This week, the 64-year-old chancellor was spotted trembling uncontrollably for a third time in three weeks at a ceremony as she received Finnish Prime Minster Antti Rinne in Berlin. Her office has repeatedly denied any concerns over her health.
Some members of Chancellor Angela Merkel’s Christian Democratic Union party are mulling an earlier-than-planned handover of power amid concerns over the chancellor’s health, senior party sources have told Reuters.
“The tremors are fueling the CDI internal debate about whether the schedule agreed between Merkel and…[would be-successor Annegret] Kramp-Karrenbauer on not changing the guard until 2021 can hold,” an anonymous member of the CDU’s executive committee said.
Another senior party member voiced concerns over Kramp-Karrenbauer, who assumed office as leader of the CDU late last year, and who has since faced criticism over a series of gaffes, from her support of measures to govern speech online, to an awkward joke about transgender people during a stand-up set.
According to the official, Kramp-Karrenbauer’s slide in popularity has come “not just because of the mistakes, but rather because the CDU chief doesn’t really have a [platform].”
Prior to the handover of the CDU chairwomanship to Kramp-Karrenbauer late last year, Merkel had led the centre-right party for 18 years, during which time the party won four elections.
Other sources speaking to Reuters allayed concerns about the chancellor, saying neither Merkel nor Kramp-Karrenbauer have any intention of changing the planned handover of power date set for 2021, when Merkel will have served as chancellor for over 16 years.
Sources close to Merkel assured that the only real challenge to the 2021 plans would be if the Social Democratic Party quit its alliance with the CDU after losing elections in three eastern German states later this year.
On Thursday, following the third public shaking incident with the Finnish prime minister, and Merkel’s decision to breach protocol and sit during a ceremony to welcome Danish Prime Minister Mette Frederiksen, Bild columnist Franz Josef Wagner expressed concern for the chancellor, and asked whether Merkel travels too much. “We are seeing someone who wants to stay strong, and shakes and shakes,” he wrote, adding that “when the political body trembles, the state trembles.”
Merkel’s first bout of shakes was observed on June 18, when Merkel received newly elected Ukrainian President Volodymyr Zelenskiy in Berlin.

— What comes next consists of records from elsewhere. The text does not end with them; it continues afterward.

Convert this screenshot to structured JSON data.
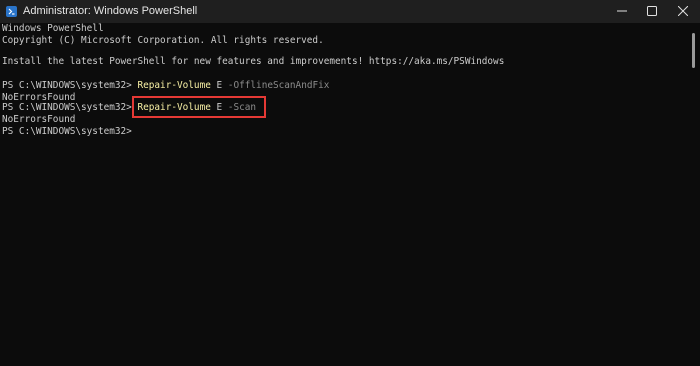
{
  "window": {
    "title": "Administrator: Windows PowerShell"
  },
  "icons": {
    "app": "powershell-icon",
    "minimize": "minimize-icon",
    "maximize": "maximize-icon",
    "close": "close-icon"
  },
  "console": {
    "header1": "Windows PowerShell",
    "header2": "Copyright (C) Microsoft Corporation. All rights reserved.",
    "install_msg": "Install the latest PowerShell for new features and improvements! https://aka.ms/PSWindows",
    "prompt": "PS C:\\WINDOWS\\system32>",
    "cmd1": {
      "cmdlet": "Repair-Volume",
      "arg": "E",
      "param": "-OfflineScanAndFix"
    },
    "out1": "NoErrorsFound",
    "cmd2": {
      "cmdlet": "Repair-Volume",
      "arg": "E",
      "param": "-Scan"
    },
    "out2": "NoErrorsFound"
  },
  "colors": {
    "background": "#0c0c0c",
    "text": "#cccccc",
    "cmdlet": "#f9f1a5",
    "parameter": "#8c8c8c",
    "highlight": "#e53935"
  }
}
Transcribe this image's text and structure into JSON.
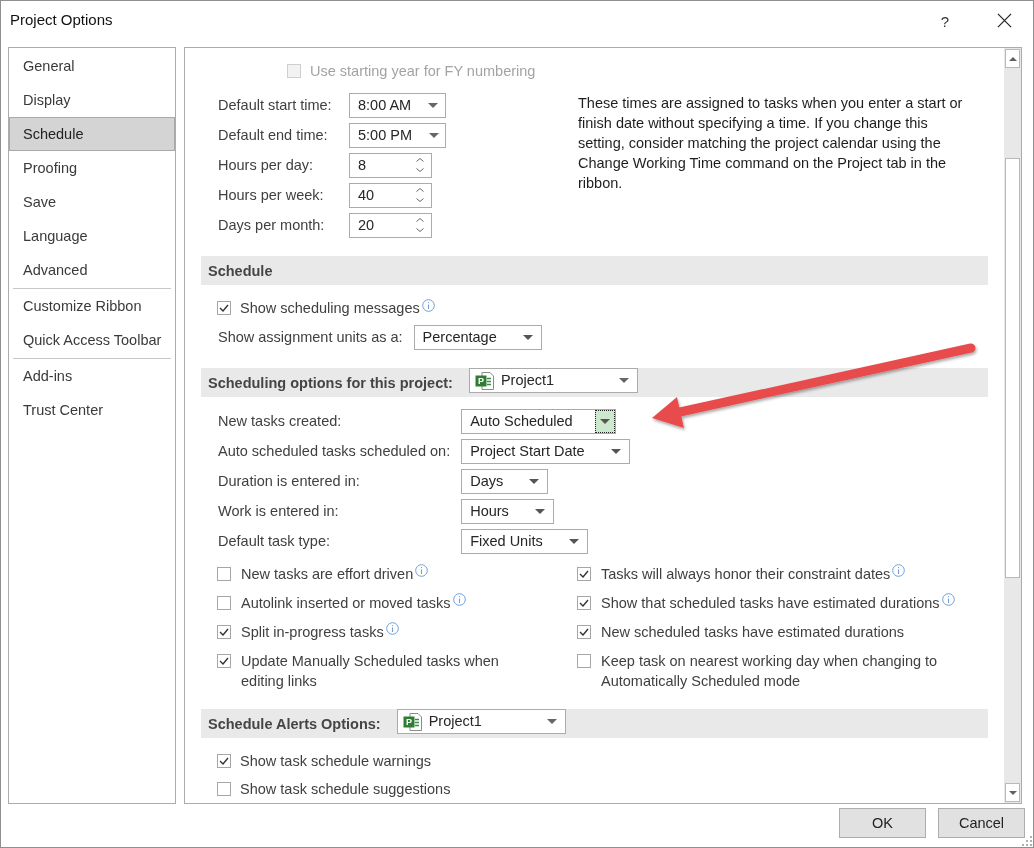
{
  "window": {
    "title": "Project Options",
    "help": "?"
  },
  "sidebar": {
    "groups": [
      {
        "items": [
          {
            "label": "General",
            "selected": false
          },
          {
            "label": "Display",
            "selected": false
          },
          {
            "label": "Schedule",
            "selected": true
          },
          {
            "label": "Proofing",
            "selected": false
          },
          {
            "label": "Save",
            "selected": false
          },
          {
            "label": "Language",
            "selected": false
          },
          {
            "label": "Advanced",
            "selected": false
          }
        ]
      },
      {
        "items": [
          {
            "label": "Customize Ribbon",
            "selected": false
          },
          {
            "label": "Quick Access Toolbar",
            "selected": false
          }
        ]
      },
      {
        "items": [
          {
            "label": "Add-ins",
            "selected": false
          },
          {
            "label": "Trust Center",
            "selected": false
          }
        ]
      }
    ]
  },
  "calendar": {
    "year_option": {
      "label": "Use starting year for FY numbering",
      "checked": false,
      "disabled": true
    },
    "fields": [
      {
        "kind": "dropdown",
        "label": "Default start time:",
        "value": "8:00 AM"
      },
      {
        "kind": "dropdown",
        "label": "Default end time:",
        "value": "5:00 PM"
      },
      {
        "kind": "spinner",
        "label": "Hours per day:",
        "value": "8"
      },
      {
        "kind": "spinner",
        "label": "Hours per week:",
        "value": "40"
      },
      {
        "kind": "spinner",
        "label": "Days per month:",
        "value": "20"
      }
    ],
    "note": "These times are assigned to tasks when you enter a start or finish date without specifying a time. If you change this setting, consider matching the project calendar using the Change Working Time command on the Project tab in the ribbon."
  },
  "sections": [
    {
      "title": "Schedule",
      "rows": [
        {
          "kind": "checkbox",
          "label": "Show scheduling messages",
          "checked": true,
          "info": true
        },
        {
          "kind": "dropdown",
          "label": "Show assignment units as a:",
          "value": "Percentage",
          "focused": false
        }
      ]
    },
    {
      "title": "Scheduling options for this project:",
      "project": {
        "name": "Project1",
        "icon_letter": "P"
      },
      "rows": [
        {
          "kind": "dropdown",
          "label": "New tasks created:",
          "value": "Auto Scheduled",
          "focused": true
        },
        {
          "kind": "dropdown",
          "label": "Auto scheduled tasks scheduled on:",
          "value": "Project Start Date",
          "focused": false
        },
        {
          "kind": "dropdown",
          "label": "Duration is entered in:",
          "value": "Days",
          "focused": false
        },
        {
          "kind": "dropdown",
          "label": "Work is entered in:",
          "value": "Hours",
          "focused": false
        },
        {
          "kind": "dropdown",
          "label": "Default task type:",
          "value": "Fixed Units",
          "focused": false
        },
        {
          "kind": "checkbox_grid",
          "columns": [
            {
              "items": [
                {
                  "label": "New tasks are effort driven",
                  "checked": false,
                  "info": true
                },
                {
                  "label": "Autolink inserted or moved tasks",
                  "checked": false,
                  "info": true
                },
                {
                  "label": "Split in-progress tasks",
                  "checked": true,
                  "info": true
                },
                {
                  "label": "Update Manually Scheduled tasks when editing links",
                  "checked": true,
                  "info": false
                }
              ]
            },
            {
              "items": [
                {
                  "label": "Tasks will always honor their constraint dates",
                  "checked": true,
                  "info": true
                },
                {
                  "label": "Show that scheduled tasks have estimated durations",
                  "checked": true,
                  "info": true
                },
                {
                  "label": "New scheduled tasks have estimated durations",
                  "checked": true,
                  "info": false
                },
                {
                  "label": "Keep task on nearest working day when changing to Automatically Scheduled mode",
                  "checked": false,
                  "info": false
                }
              ]
            }
          ]
        }
      ]
    },
    {
      "title": "Schedule Alerts Options:",
      "project": {
        "name": "Project1",
        "icon_letter": "P"
      },
      "rows": [
        {
          "kind": "checkbox",
          "label": "Show task schedule warnings",
          "checked": true,
          "info": false
        },
        {
          "kind": "checkbox",
          "label": "Show task schedule suggestions",
          "checked": false,
          "info": false
        }
      ]
    }
  ],
  "buttons": [
    {
      "label": "OK"
    },
    {
      "label": "Cancel"
    }
  ]
}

A second incident was observed less than two weeks later during her meeting with President Frank-Walter Steinmeier on June 27.
Merkel has kept mum on the possible cause of the shaking bouts, saying she has “nothing special to report” regarding her health and assuring media that the reaction would soon pass as quickly as it came. On Wednesday, a government spokesperson refused to answer whether Merkel was undergoing any medical examination over the repeated shaking bouts.
Merkel will turn 65 on July 17. In 1998, before her election CDU chairwoman, she said that she didn’t “want to be a half-dead wreck” by the time she left politics.